• _What to produce_: Your answer should consist of the lines below that hold the word "date".

***

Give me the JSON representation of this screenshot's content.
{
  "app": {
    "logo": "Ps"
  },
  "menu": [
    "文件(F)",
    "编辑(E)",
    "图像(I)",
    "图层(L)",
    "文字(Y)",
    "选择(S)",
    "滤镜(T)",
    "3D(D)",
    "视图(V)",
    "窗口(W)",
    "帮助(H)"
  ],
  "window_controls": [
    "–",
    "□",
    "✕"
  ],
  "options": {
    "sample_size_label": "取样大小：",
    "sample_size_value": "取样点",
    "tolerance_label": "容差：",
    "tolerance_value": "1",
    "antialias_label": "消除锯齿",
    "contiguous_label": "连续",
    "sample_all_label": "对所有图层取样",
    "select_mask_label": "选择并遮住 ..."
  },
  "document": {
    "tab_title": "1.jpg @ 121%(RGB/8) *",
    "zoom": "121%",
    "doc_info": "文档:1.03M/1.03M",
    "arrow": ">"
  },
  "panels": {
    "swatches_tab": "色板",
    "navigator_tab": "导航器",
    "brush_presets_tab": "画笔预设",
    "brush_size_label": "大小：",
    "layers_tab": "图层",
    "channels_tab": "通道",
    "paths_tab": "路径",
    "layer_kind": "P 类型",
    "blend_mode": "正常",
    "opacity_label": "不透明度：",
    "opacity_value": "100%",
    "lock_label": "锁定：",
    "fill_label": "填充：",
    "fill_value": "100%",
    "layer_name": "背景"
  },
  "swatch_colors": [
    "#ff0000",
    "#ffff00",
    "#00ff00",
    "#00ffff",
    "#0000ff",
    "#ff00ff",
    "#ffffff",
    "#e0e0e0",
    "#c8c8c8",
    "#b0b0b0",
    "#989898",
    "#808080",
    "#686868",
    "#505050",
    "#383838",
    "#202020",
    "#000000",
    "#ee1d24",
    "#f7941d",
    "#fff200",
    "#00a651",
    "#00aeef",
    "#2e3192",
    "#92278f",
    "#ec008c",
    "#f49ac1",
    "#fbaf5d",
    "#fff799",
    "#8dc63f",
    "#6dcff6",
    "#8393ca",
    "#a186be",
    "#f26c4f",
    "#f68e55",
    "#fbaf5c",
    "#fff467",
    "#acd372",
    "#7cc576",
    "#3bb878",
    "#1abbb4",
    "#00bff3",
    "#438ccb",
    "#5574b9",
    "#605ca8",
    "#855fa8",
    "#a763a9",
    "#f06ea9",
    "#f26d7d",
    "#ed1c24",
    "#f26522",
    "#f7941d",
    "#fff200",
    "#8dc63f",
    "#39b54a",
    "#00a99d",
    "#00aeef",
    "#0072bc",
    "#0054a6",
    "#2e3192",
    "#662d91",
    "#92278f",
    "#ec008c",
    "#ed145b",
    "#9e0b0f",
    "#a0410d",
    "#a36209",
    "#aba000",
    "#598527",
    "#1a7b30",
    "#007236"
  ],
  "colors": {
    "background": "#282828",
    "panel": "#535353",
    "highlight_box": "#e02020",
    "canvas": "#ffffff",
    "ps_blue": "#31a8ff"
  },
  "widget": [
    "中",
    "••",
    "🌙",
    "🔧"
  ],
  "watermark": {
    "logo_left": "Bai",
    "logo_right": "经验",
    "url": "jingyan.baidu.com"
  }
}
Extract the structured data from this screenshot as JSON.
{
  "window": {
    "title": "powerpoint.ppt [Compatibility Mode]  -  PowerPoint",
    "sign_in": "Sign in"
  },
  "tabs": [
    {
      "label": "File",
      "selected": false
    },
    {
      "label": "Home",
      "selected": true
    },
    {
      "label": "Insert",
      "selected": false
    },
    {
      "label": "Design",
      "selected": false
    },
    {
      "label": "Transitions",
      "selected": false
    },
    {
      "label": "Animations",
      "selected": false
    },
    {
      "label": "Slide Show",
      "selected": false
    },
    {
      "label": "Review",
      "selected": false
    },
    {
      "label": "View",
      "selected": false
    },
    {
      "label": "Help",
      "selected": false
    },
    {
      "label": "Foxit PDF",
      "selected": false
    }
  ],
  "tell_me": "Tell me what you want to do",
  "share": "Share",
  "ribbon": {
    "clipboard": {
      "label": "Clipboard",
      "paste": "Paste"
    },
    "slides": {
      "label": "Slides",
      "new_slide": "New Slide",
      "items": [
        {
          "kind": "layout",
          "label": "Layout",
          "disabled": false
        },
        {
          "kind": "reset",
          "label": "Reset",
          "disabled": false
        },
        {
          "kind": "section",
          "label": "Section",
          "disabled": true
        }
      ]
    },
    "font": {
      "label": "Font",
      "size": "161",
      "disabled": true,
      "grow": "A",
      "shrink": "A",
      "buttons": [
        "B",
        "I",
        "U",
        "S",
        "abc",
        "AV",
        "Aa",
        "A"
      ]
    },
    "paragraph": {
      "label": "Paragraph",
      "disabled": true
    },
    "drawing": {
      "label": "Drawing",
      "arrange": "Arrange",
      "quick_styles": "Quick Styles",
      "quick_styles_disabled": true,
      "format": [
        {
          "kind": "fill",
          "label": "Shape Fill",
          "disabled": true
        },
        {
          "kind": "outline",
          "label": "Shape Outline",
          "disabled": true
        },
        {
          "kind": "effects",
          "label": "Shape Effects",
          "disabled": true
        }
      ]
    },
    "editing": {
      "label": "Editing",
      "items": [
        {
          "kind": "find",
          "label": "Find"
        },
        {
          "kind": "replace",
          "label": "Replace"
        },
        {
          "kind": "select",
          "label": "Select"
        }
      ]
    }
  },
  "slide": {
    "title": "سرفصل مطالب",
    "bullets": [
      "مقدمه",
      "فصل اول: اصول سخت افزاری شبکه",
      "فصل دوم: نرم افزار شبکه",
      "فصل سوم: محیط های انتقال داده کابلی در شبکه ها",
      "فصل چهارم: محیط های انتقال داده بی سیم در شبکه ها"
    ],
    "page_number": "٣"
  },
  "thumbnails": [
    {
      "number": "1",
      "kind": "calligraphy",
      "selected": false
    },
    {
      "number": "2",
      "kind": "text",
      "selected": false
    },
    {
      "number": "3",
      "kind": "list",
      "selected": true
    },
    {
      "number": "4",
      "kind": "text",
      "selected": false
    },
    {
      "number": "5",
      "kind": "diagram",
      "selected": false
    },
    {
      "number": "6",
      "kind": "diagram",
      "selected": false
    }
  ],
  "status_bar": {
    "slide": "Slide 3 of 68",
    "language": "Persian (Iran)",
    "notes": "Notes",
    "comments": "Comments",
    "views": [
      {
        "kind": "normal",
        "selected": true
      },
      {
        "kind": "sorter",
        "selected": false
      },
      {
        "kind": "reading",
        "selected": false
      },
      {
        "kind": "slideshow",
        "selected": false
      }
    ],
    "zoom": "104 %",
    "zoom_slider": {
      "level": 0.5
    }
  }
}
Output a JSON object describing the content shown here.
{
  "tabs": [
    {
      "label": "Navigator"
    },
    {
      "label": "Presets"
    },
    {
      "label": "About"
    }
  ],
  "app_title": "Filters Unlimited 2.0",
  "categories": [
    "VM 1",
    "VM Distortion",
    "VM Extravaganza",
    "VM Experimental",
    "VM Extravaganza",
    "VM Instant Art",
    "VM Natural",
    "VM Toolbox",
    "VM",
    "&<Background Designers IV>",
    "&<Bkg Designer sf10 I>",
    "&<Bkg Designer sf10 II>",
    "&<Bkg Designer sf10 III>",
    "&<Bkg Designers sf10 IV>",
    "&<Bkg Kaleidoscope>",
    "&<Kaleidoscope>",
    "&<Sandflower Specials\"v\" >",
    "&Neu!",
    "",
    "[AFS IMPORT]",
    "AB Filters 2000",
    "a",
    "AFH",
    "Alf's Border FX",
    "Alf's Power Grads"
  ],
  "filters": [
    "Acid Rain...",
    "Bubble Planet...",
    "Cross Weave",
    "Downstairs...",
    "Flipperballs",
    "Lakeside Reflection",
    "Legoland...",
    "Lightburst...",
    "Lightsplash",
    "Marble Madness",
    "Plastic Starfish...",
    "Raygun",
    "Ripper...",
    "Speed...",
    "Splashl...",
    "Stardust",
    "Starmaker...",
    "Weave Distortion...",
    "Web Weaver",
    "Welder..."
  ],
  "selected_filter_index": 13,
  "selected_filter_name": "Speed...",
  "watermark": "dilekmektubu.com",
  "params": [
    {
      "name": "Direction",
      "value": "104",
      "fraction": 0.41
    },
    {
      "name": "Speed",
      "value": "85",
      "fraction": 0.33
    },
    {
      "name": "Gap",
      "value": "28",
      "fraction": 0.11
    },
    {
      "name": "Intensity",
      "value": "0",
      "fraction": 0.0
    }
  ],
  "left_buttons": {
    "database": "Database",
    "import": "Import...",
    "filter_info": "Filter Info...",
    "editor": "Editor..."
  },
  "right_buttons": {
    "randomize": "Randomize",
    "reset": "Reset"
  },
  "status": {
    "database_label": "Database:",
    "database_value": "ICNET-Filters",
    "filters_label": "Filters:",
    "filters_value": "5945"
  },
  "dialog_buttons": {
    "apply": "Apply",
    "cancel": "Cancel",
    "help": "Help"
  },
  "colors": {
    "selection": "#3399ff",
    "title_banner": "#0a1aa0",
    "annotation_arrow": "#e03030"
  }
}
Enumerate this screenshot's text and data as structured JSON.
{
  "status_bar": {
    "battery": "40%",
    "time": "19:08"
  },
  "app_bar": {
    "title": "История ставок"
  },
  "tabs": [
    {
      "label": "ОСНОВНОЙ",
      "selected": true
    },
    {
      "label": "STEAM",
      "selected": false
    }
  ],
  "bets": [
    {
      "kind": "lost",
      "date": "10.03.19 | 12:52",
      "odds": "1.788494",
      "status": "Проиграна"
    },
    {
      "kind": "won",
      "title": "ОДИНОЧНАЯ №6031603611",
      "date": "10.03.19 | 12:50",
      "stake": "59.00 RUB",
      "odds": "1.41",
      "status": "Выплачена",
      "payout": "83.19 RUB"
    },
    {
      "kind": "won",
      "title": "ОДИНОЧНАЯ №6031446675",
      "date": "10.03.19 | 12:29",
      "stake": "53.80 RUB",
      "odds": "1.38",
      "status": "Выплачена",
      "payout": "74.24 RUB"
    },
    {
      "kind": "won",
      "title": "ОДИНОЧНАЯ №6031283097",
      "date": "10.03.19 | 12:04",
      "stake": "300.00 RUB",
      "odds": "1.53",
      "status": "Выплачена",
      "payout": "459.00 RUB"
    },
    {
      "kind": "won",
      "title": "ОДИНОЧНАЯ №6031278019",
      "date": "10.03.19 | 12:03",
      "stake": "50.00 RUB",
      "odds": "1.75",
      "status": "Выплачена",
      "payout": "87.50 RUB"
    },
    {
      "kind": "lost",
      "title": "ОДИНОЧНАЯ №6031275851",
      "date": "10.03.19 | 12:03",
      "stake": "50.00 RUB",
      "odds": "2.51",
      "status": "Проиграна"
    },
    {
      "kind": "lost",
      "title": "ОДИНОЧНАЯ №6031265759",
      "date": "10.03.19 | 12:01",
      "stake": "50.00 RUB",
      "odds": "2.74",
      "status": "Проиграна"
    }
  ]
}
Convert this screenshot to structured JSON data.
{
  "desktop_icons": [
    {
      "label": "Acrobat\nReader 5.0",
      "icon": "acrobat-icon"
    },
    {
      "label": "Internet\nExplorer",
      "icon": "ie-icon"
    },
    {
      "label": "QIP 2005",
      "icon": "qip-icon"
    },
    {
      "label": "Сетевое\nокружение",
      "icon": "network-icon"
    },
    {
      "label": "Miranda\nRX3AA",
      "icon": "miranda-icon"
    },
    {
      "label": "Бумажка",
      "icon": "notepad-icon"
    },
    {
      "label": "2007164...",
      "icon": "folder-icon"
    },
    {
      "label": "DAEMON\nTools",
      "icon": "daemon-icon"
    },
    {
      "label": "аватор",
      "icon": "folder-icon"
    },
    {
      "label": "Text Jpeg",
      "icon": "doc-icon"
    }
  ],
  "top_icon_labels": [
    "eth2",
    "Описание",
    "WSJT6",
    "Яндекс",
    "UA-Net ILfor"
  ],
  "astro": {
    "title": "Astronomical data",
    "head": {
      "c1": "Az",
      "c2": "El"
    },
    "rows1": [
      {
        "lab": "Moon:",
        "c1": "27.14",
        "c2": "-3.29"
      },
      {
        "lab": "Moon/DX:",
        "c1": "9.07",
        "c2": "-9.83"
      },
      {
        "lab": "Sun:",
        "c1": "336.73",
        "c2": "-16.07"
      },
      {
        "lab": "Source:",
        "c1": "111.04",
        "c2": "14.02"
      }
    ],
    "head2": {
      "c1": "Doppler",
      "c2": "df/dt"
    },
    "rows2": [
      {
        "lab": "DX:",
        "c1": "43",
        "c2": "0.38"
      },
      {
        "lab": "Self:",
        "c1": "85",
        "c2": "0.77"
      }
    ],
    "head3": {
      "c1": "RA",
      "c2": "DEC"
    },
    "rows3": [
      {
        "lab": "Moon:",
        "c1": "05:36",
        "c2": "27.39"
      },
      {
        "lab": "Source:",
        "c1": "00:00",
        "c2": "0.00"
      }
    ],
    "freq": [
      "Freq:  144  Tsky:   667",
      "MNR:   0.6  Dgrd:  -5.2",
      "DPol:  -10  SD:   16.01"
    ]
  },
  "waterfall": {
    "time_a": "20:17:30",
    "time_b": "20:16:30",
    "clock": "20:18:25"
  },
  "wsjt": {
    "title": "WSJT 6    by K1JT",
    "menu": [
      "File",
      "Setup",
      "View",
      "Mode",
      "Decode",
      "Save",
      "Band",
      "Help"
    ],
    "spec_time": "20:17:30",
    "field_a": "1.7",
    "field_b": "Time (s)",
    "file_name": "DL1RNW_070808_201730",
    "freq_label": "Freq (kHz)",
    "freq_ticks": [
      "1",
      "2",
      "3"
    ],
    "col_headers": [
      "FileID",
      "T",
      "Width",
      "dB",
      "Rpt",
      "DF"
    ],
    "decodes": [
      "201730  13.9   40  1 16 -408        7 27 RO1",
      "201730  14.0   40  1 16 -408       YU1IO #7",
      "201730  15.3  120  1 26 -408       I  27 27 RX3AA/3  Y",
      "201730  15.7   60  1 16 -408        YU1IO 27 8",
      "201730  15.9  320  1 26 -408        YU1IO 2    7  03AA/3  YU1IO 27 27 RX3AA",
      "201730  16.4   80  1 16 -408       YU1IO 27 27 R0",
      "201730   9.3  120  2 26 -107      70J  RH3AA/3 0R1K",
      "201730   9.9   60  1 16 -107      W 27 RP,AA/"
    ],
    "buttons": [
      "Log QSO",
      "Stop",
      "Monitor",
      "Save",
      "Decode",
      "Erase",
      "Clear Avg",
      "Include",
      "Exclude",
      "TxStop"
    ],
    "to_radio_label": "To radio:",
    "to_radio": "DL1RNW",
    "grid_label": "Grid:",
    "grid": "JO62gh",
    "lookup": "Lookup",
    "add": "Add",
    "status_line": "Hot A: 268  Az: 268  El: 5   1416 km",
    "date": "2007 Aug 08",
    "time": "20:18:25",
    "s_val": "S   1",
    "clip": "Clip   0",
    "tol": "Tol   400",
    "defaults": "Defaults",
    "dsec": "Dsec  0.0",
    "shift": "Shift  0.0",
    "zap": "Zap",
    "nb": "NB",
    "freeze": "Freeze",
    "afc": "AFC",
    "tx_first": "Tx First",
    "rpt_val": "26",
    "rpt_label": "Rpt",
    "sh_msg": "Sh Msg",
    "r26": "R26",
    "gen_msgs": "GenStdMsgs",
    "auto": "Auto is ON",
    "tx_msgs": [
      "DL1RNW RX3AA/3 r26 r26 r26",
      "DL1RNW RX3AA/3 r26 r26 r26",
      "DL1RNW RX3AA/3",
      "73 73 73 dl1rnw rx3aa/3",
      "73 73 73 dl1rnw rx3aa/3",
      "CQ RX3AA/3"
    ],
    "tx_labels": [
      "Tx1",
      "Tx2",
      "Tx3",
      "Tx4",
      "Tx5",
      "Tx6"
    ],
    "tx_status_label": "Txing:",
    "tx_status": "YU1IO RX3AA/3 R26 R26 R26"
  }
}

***

• _Written answer_:
      "date": "10.03.19 | 12:52",
      "date": "10.03.19 | 12:50",
      "date": "10.03.19 | 12:29",
      "date": "10.03.19 | 12:04",
      "date": "10.03.19 | 12:03",
      "date": "10.03.19 | 12:03",
      "date": "10.03.19 | 12:01",
    "date": "2007 Aug 08",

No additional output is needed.